Feature: Opinions divided in Zambia on whether prisoners should be allowed to vote

Source: Xinhua| 2020-02-10 21:53:30|Editor: huaxia

LUSAKA, Feb. 10 (Xinhua) -- Divided opinions have emerged in Zambia following an announcement that prisoners will be allowed to vote.

This is the first time since the southern nation got independence in 1964 that inmates will participate in voting during the 2021 general elections.

The country's electoral body announced recently that prisoners will be allowed to vote in next year's elections.

This follows a high court ruling which gave a green light for the prisoners to vote. Some stakeholders had taken the matter to court.

However, the announcement has brought divided opinions from different stakeholders, with opposition political parties accusing the governing party of trying to use prisoners to manipulate the elections while the ruling party has stated that there is nothing sinister.

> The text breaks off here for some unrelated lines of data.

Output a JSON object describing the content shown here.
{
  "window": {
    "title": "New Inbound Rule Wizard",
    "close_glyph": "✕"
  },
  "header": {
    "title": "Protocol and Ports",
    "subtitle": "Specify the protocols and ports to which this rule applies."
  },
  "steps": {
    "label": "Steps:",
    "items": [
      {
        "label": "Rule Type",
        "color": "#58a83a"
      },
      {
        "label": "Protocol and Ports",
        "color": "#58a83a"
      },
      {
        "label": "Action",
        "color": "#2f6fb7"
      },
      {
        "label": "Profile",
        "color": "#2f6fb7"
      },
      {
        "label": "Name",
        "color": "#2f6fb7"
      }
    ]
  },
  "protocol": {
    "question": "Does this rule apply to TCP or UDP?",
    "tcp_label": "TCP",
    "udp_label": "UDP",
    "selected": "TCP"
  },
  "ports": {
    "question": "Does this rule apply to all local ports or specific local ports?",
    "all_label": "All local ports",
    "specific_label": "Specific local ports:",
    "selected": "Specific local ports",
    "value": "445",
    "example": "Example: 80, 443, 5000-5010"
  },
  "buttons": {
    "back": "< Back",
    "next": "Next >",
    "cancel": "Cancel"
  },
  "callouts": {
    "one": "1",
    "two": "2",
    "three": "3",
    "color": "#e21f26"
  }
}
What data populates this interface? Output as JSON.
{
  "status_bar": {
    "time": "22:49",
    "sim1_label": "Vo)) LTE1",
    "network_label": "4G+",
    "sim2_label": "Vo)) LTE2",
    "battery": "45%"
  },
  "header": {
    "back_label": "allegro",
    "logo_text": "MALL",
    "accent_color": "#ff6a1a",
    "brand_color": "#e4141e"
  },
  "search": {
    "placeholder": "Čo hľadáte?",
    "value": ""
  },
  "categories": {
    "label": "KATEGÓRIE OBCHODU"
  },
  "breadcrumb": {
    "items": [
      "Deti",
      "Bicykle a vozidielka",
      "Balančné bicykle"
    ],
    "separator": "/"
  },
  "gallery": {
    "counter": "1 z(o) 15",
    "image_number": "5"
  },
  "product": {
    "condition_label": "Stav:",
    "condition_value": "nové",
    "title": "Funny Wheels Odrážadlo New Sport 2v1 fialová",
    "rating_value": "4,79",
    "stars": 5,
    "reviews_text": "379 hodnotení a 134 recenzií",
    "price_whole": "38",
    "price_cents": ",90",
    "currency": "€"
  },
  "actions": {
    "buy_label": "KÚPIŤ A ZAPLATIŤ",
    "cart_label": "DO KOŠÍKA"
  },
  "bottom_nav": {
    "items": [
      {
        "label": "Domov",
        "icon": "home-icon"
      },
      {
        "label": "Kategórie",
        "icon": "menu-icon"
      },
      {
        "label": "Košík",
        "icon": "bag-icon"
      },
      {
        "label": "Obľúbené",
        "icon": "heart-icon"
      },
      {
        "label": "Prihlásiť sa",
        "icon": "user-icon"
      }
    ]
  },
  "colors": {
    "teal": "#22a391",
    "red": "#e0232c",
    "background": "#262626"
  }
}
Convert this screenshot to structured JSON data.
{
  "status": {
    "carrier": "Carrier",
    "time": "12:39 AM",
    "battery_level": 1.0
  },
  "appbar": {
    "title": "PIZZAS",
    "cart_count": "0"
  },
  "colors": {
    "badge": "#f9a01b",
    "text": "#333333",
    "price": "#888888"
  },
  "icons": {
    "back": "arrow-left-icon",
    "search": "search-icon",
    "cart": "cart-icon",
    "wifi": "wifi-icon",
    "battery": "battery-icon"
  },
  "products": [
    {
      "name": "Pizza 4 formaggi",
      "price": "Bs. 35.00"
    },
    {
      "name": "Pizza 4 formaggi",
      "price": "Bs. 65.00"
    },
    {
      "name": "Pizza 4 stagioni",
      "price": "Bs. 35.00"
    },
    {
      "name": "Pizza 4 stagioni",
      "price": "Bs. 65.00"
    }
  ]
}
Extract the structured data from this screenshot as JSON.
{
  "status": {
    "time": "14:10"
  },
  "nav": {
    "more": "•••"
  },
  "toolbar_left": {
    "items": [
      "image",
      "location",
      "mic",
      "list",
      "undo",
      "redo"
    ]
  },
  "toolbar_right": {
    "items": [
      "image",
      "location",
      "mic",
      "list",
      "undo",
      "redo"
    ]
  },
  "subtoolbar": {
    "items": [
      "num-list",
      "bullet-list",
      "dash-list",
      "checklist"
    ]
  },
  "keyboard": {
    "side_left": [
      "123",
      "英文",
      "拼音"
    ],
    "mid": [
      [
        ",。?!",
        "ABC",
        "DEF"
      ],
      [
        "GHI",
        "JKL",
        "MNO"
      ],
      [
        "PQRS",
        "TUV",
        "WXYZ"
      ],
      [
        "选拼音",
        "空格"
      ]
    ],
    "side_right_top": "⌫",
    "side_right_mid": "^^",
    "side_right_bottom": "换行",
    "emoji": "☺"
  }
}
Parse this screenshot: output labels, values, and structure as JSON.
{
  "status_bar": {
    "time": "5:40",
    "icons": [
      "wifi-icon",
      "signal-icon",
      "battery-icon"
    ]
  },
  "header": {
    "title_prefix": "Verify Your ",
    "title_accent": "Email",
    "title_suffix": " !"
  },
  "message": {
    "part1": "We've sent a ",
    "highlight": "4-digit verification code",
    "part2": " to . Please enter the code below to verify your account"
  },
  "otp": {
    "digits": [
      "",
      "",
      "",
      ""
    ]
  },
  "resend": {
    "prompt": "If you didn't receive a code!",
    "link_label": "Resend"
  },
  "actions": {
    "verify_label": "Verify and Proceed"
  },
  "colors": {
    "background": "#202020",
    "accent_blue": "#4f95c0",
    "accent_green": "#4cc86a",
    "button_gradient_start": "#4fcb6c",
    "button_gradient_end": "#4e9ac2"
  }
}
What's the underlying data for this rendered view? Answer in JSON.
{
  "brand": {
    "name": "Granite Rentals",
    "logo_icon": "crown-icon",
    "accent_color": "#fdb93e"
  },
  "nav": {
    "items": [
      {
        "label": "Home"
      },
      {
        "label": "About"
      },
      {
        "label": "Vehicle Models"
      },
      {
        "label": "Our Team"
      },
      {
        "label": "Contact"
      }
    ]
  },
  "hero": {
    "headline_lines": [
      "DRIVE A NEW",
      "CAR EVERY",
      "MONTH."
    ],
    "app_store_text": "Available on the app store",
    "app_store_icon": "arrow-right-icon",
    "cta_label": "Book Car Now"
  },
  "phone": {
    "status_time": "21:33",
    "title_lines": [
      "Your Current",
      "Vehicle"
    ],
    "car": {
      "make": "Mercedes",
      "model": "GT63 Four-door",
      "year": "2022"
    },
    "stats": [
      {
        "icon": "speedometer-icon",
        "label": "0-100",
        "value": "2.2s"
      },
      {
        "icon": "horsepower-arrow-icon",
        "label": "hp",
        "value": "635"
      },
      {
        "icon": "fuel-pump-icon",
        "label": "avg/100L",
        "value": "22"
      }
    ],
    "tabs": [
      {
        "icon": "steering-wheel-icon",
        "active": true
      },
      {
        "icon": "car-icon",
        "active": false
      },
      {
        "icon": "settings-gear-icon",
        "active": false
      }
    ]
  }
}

One organization which is elated by the development is the Prison Care and Counseling Association (PRISCA), the organization that had taken the matter to court.

According to Godfrey Malembeka, the organization's executive director, prisoners in Zambia have been denied an opportunity to exercise one of the fundamental human rights for a long time.

He said Zambians can not be talking about democracy when some groups are marginalized.

But Nason Msoni, president of the opposition All People's Congress Party (ACP) said his party is shocked over the announcement to allow prisoners to vote.

He said the move to allow inmates to vote will only benefit the ruling party because they are still many issues that need to be put in place.

According to him, it would be extremely difficult for opposition political parties to have unfettered access to high security institutions like prisons in order to canvass for votes.

The United Party for National Development (UPND) said the decision to allow inmates participate in next year's elections is not welcome.

The party said that the electoral body should have first of all consulted all stakeholders before making the announcement.

But the opposition Green Party says the decision to allow inmates to vote is welcome although the electoral body will have a mammoth task to put in place logistics to avoid hiccups and suspicions.

Peter Sinkamba, the party's president said allowing prisoners to vote is one of the constitutional rights.

Patrick Nshindano the chief electoral officer said the electoral body has already started consultations with stakeholders and was working on modalities on how the process will be conducted.